That should be great news to people terrified of making fish recipes. Brown some mushrooms, sear some fish, and finish with yet another simple and delicious pan sauce. That’s really it, and much like our famous, “Just Chicken and Mushrooms” recipe, I think you’ll be amazed at how much flavor these few components provide.

Speaking of flavor, you can certainly use a non-stick pan here, which pretty much insures your fish will go un-mutilated; but as you’ll see in the video, if you use cast iron, or stainless steel, a little bit of fish flesh will form a fond on the bottom of the pan, which will give you a much richer base for the butter sauce.

In case you didn't already know, mushrooms and halibut have a natural affinity for each other, and both are wonderful with the lemon-parsley butter sauce. So, whether you fear cooking fish, or not, I hope you give this super simple, yet fabulous recipe a try soon. Enjoy!

Ingredients for 2 portions:
1 tbsp olive oil
1 tbsp butter, melted in oil
2 (7-oz each) halibut filets
salt and cayenne to taste
handful of clamshell mushrooms, or sliced un-cool, regular mushrooms
1/4 cup water
juice from 1/2 lemon, or to taste
1 tbsp chopped Italian parsley
1 1/2 tbsp butter to finish sauce

Sunday, February 2, 2014

You’re Welcome, America!

Congratulations to the Seattle Seahawks, and to everyone who won money betting on them using our never-fail chicken wing bone prediction! Incredibly, that makes 48 Super Bowls in a row that the bones have been correct! I realize that’s very hard to believe, but in fairness, lots of things are very hard to believe. 
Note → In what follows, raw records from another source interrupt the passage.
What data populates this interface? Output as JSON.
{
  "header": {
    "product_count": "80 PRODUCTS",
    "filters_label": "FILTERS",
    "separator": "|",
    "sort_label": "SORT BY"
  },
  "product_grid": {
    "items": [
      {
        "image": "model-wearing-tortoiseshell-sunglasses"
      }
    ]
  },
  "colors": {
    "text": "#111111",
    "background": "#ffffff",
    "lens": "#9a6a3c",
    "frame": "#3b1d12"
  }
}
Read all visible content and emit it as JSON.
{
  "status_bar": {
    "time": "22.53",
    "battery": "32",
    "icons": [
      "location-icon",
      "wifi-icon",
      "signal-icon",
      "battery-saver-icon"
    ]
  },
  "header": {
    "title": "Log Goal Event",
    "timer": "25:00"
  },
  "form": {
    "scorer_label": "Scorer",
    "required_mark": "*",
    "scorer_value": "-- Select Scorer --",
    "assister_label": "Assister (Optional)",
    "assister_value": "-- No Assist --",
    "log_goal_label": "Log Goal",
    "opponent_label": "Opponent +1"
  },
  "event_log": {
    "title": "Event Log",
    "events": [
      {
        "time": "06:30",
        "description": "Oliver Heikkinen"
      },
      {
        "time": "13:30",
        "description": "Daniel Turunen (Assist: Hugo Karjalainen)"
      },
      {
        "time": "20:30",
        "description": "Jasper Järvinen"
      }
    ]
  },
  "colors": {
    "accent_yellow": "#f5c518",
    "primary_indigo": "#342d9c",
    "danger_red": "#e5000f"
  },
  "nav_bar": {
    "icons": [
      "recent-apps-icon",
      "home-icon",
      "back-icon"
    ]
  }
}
Anyway, you’re more than welcome, and if you did win big, please feel free to break me off a little something. These chicken wings don’t pay for themselves! ;) Enjoy!

Saturday, February 1, 2014

The Food Wishes' Chicken Wing Collection

Just in case you haven't decided on a chicken wing for tomorrow's Super Bowl party, maybe this will help. Here, for the first time, we've pulled together every single Food Wishes' chicken wing recipe into one, convenient post. Enjoy!

Jerk Chicken Wings

In the spirit of full disclosure, these will be the wings I'll be enjoying for the game.

Garlic Parm Hot Wings

If casual dinning restuarants have taught us anything, it's that people love garlic-parm whatever.

Original Buffalo Chicken Wings

There's no way to prove this is the original recipe, which is a probably good thing.

Clifton Springs Chicken Wings

By far, our most popular and highest-rated chicken wing recipe.

Pastrami Chicken Wings

Sure, pastrami sandwiches are awesome, but they don't have any bones! Now, these on the other hand. 

Spicy Orange Chicken Wings

I can't say who I stole this spicy orange glaze from, but it rhymes with "Panda Express." 

Peanut Butter & Pepper Jelly Chicken Wings

This is no gimmick! Okay, it is, but it's an incredibly delicious gimmick.

Sweet and Hot Mustard-Glazed Chicken Wings

Hey, there's a reason honey-mustard is the second most popular chicken nugget sauce in the world.